Rochdale grooming case 'not a specific Asian crime'
The leader of Rochdale Council says he "strongly" disagrees with politicians who appear to argue that the recent child sex scandal in the town can be described as an "Asian crime".
Labour's Colin Lambert told MPs it was "too easy to badge a community" and there were "issues" across the country.
Nine Asian men were recently convicted of abusing white girls in Rochdale.
Ex-Home Secretary Jack Straw and Tory chairman Baroness Warsi have suggested there has been some targeting.
Baroness Warsi said last month that a "small minority" of Pakistani men see white girls as "fair game".
Mr Straw, Labour MP for Blackburn, claimed after an abuse trial in Derby last year that some men of Pakistani origin saw white girls as "easy meat".'Horrendous crime'
However, Mr Lambert told the House of Commons Home Affairs Committee: "If their clear statement is that the crime was committed because of the Asian community, then I strongly disagree with them, because it's too easy to badge a crime.
"It happens right across all our communities. In terms of badging it as an Asian crime, that's wrong. There are issues in all communities."
Mr Lambert was critical of the handling of the sharing of data between various agencies, including social services and the police, during the grooming case, saying that he had "felt the back-up and support was not there".
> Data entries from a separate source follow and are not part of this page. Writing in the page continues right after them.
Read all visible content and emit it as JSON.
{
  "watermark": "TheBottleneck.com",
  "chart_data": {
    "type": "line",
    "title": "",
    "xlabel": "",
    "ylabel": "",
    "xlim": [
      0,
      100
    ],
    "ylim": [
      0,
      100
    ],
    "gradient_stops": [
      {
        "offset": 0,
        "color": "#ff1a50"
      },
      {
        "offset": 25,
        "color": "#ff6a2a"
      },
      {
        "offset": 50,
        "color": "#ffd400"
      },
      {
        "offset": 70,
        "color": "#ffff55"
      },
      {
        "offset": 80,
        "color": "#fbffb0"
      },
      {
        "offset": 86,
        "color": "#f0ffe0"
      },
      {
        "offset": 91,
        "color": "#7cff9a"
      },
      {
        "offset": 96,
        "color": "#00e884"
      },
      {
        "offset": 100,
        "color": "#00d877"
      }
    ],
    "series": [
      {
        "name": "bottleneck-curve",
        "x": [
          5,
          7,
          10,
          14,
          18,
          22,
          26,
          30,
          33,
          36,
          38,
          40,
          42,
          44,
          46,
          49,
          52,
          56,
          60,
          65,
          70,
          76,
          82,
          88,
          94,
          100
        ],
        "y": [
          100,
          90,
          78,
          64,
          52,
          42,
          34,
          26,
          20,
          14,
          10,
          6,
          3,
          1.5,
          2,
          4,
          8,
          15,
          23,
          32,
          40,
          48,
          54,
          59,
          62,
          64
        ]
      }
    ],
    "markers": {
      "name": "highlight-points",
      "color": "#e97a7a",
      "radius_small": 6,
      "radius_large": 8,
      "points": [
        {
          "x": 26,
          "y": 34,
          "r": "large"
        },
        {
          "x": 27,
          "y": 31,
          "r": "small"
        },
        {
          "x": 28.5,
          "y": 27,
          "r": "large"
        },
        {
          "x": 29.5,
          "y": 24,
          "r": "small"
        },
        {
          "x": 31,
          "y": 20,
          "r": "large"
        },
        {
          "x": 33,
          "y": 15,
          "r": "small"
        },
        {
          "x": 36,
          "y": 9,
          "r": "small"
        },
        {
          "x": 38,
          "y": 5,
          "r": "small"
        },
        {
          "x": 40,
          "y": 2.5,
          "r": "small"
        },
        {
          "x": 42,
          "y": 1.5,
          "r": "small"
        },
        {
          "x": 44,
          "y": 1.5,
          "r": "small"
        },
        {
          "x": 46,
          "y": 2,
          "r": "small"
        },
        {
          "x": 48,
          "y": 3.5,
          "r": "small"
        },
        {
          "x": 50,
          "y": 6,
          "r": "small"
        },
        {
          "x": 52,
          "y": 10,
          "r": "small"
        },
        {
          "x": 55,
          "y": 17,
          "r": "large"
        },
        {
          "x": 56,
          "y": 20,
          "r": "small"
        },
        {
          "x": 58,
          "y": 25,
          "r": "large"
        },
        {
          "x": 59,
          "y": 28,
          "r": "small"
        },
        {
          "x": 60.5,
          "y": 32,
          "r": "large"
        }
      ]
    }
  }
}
He added: "This is a horrendous crime against children. In this particular case it's a case of Asian men and white girls."
But, he continued: "Right across the country, and on a wider European scale, it's not always men. It can be men and women. It's not always white or non-white. It's an issue of child sex abuse."
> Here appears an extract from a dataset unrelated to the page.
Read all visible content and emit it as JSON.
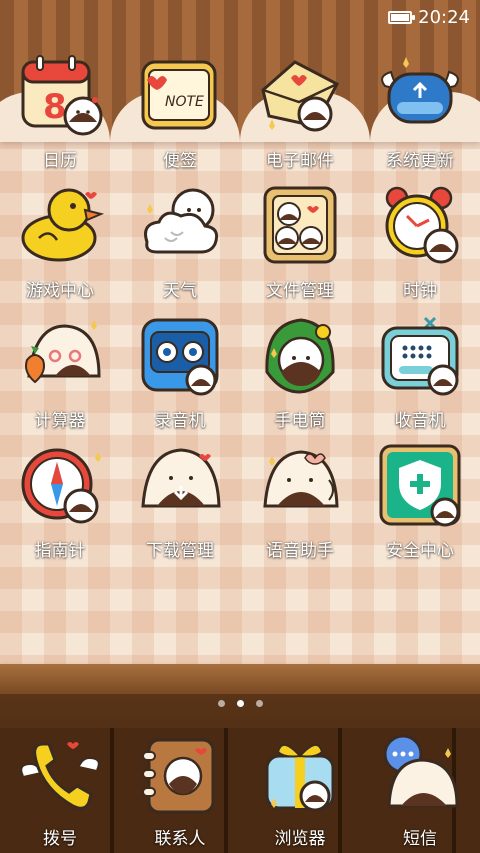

Last month, a group of Rochdale men was found guilty of a number of offences including including rape and conspiracy to engage in sexual activity with a child, after exploiting vulnerable girls as young as 13.
Prime Minister David Cameron described the case as "truly, truly dreadful".
There are 41 children's homes in Rochdale, which house vulnerable children from all over England. Of the 60 children living within them, only one is from the borough.
The council's chief executive, Jim Taylor, said social services were "now better equipped" to deal with future cases and that more than 9,000 young people in Rochdale had received awareness training to deal with threats to their safety.
Greater Manchester Police's Chief Constable, Peter Fahy, told the MPs that, looking at sexual offences as a whole, "Asian men do not feature disproportionately".
But he added: "If you look at this kind of offence [grooming], on the streets, then clearly Asian men do feature disproportionately."
Since the conviction of the nine men, further arrests have been made in a second sexual grooming inquiry in Rochdale.